As most Indians who have been through the Indian courts for a legal case will tell you, the Indian justice system is not famous for its speed or efficiency. The backlog of cases is in the order of millions of cases, and it is not at all uncommon for cases to languish in our wonderful courts for decades, making you wonder if the justice system should really be called “the injustice system”.
For libertarians like me, a strong and effective judiciary is vital if we have to enforce property rights, resolve contract disputes, and make tort laws effective. (And if you ask Yazad, he will probably say that only private arbitration bodies are required.)
Over on The Examined Life, Ravikiran makes a case that legal options for regular folks like us are not desirable because our complicated laws actually favour large corporate groups with lots of money who can afford to wait around for years while the common man goes nuts waging his battle against them. Says Ravikiran:
Our legal system is too slow because we have too many laws. Each law is individually vague and each individual action is covered by so many laws that there is no way to tell whether an action is legal or not till it is actually brought to court and a judge actually pronounces on it.
Alas, this is all too true. I heard someone say on TV once that our Income Tax law is the longest in the world, having gone through hundreds of modifications over the years.
But to add to what Ravi is saying, our big problem today is that the laws governing us are so convoluted simply because they are so damn old! We are governed by so many archaic, anachronistic, useless laws that just the interpretation of them ties up cases for years. Many of our laws are a century old; some even older. These laws have to be interpreted in a modern context to deal with the realities of this century, but they were written in an age when none of these issues were thought of.
Want examples? All the telecommunications and broadcasting regulations in this country are governed by the Indian Telegraph Act of – guess which year? – believe it or not, 1855. The Indian Penal Code that makes homosexuality a crime? That’s from 1860. The same law also makes adultery a crime, though only the male who has sex with a married woman can be imprisoned. (No, I’m not kidding!) Indian Contract Act? As recent as 1872. The Official Secrets Act is from 1923. The Banking Regulation Act is from 1949 (and so ATM transactions are a grey area.)
It’s hard to believe that while we are living in the 21st century, we are still governed by laws from the 19th century. And as the years have passed, the government has added clauses that usually start with “Notwithstanding anything written in…” which added more crud to laws that were already complicated enough.

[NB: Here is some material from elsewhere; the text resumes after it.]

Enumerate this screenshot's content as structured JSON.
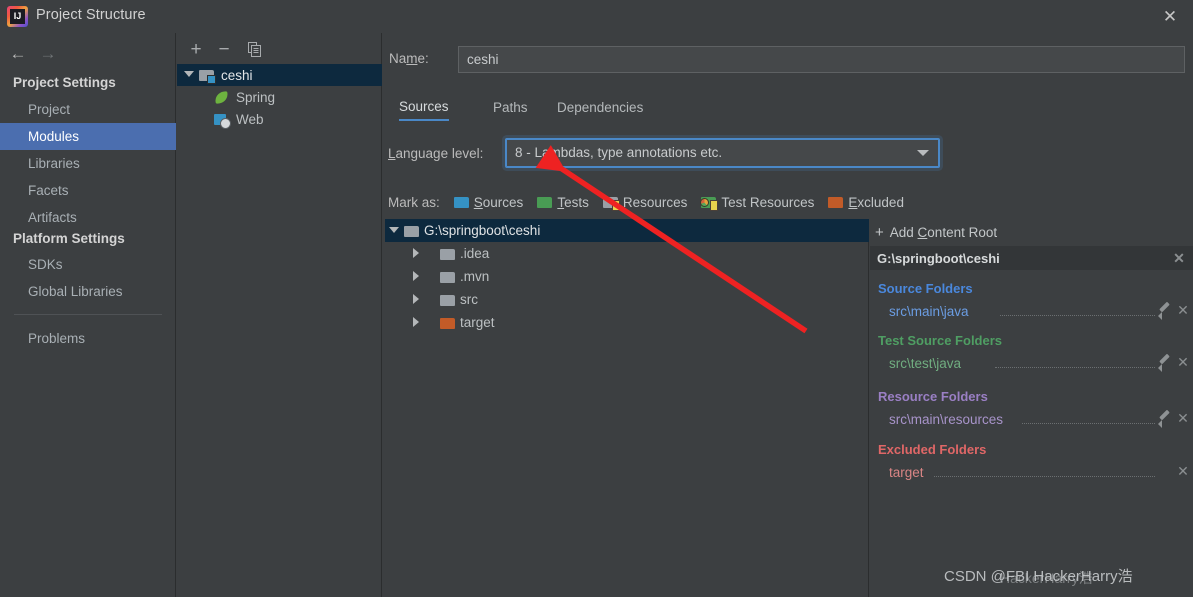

It’s time to bring Indian law into this century by starting with a clean slate and starting, as Ravi says, with principles. But who in the government is going to take the initiative? Atal Behari Vajpayee, our former Prime Minister, had taken a bold step forward in the beginning of his last term by announcing that he would rewrite laws that didn’t make sense. Unfortunately, that was the only step he took. As is usually done in this country, a committee was appointed for this. And as with most things in India that get assigned to a committee, that was the last we heard of it too. Unfortunately, our dear Mr. Vajpayee was abducted by aliens some time after the elections last year, and has since disappeared from this planet. So he can’t even offer any counsel to our new government. Maybe the aliens will return him after they’ve completed their research into painfully slow speech. P Chidambaram, the Finance Minister, recently announced that he would introduce a completely new Income Tax Act by the end of this year. It’s a small step, but it’s welcome. What about the rest of them?